Dr Anne Martin-Matthews has been named interim scientific director for the CIHR Institute of Aging, effective for the period of January 1 to July 1, 2004.
Dr Martin-Matthews is a professor at the School of Social Work and Family Studies, and former associate dean of research and graduate studies and dean pro tem in the Faculty of Arts at the University of British Columbia. She also is a fellow of the (US) Gerontological Society of America. Her research and publications have contributed to our understanding and knowledge of aging, family and health, and widowhood. Dr Martin-Matthews most recently served as vice-chair of the advisory board for the Institute of Aging.
She replaces outgoing scientific director Dr Rjean Hbert, who was recently appointed as dean of the Faculty of Medicine at the Universit de Sherbrooke.

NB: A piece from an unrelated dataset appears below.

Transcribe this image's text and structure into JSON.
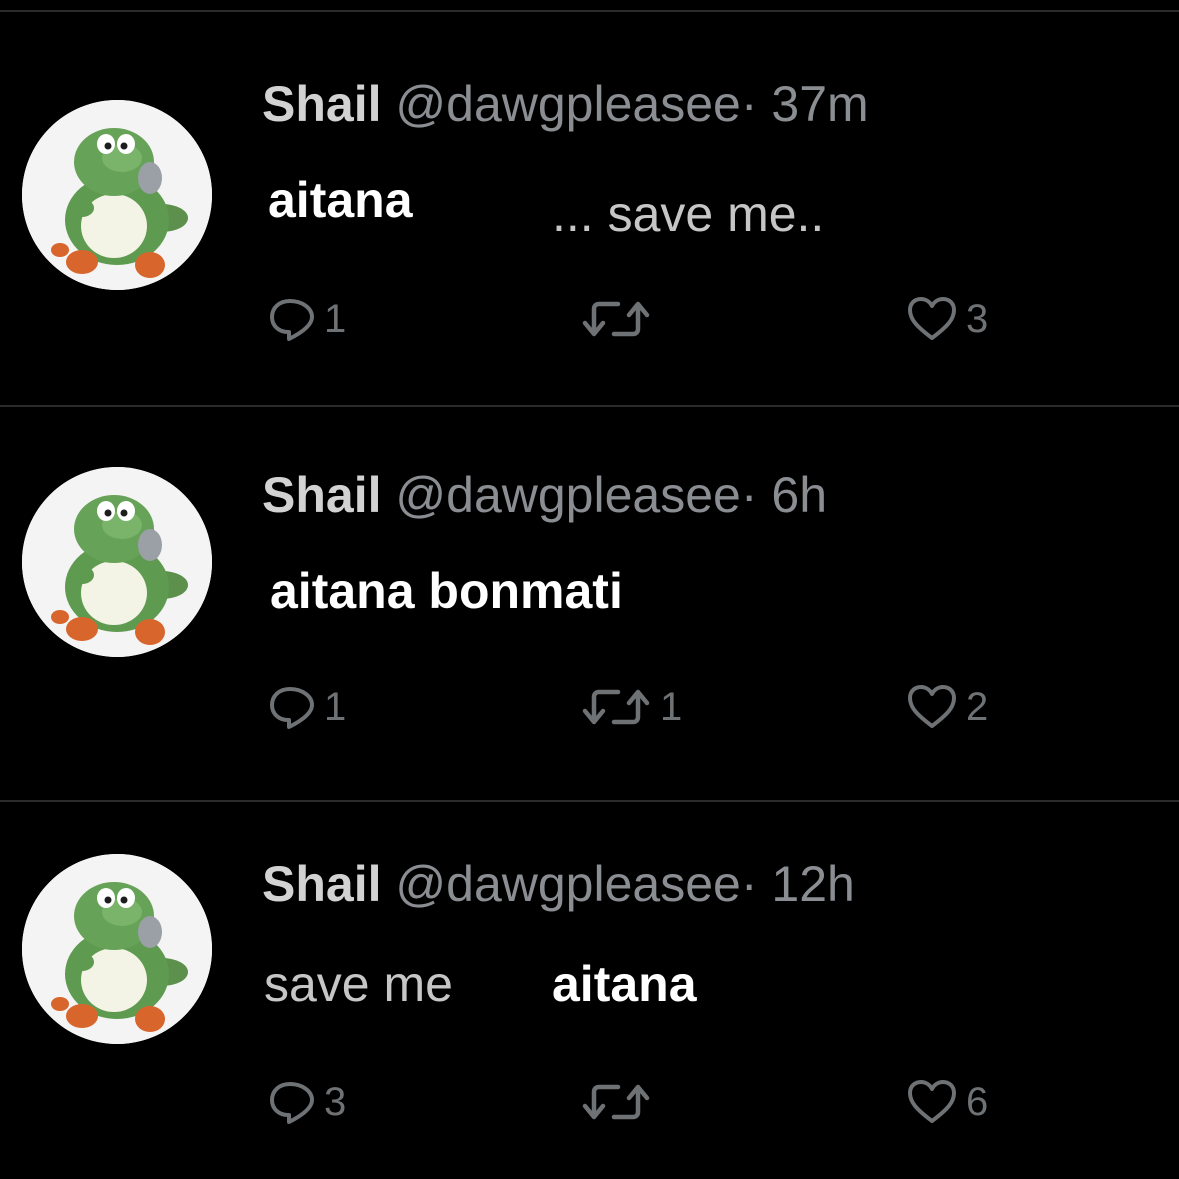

“We are thrilled to welcome Dr Martin-Matthews to the CIHR team,” says Dr Bernstein. “Her expertise in the field of aging will build upon the solid foundation laid by Dr Hbert and the institute over the last three years.”
The Institute of Aging is dedicated to supporting research and building research capacity. Its broad mandate covers supporting research that promotes healthy aging and addresses causes, prevention, screening, diagnosis, treatment, support systems, and palliation for a wide range of conditions associated with aging. It links and supports researchers located in university, hospitals and other research centres across Canada.
Dr Michael Kramer was appointed scientific director of the Institute of Human Development, Child and Youth Health
A distinguished physician and researcher from McGill University, Dr Kramer’s work has contributed to our understanding and knowledge of the strategies needed to improve maternal and newborn health. His research has not only been recognized in Canada but around the world by organizations such as the World Health Organization. Since May 2003, Dr Kramer has been acting in an interim capacity as the scientific director for the Institute of Human Development, Child and Youth Health and was formerly the chair of its advisory board.
“An internationally renowned physician and researcher, Dr Kramer brings to the CIHR team a wealth of experience and a thorough understanding of child, youth and maternal health issues,” says Dr Bernstein.
Dr Kramer succeeds former scientific director Dr John Challis, who was named as vice president research and associate provost for the University of Toronto earlier this year.
The Institute of Human Development, Child and Youth Health supports research and building research capacity. Its broad mandate covers five defined periods of the life cycle: before conception; fetal development during pregnancy and the health and well-being of the mother; at birth; at infancy and childhood; and in youth.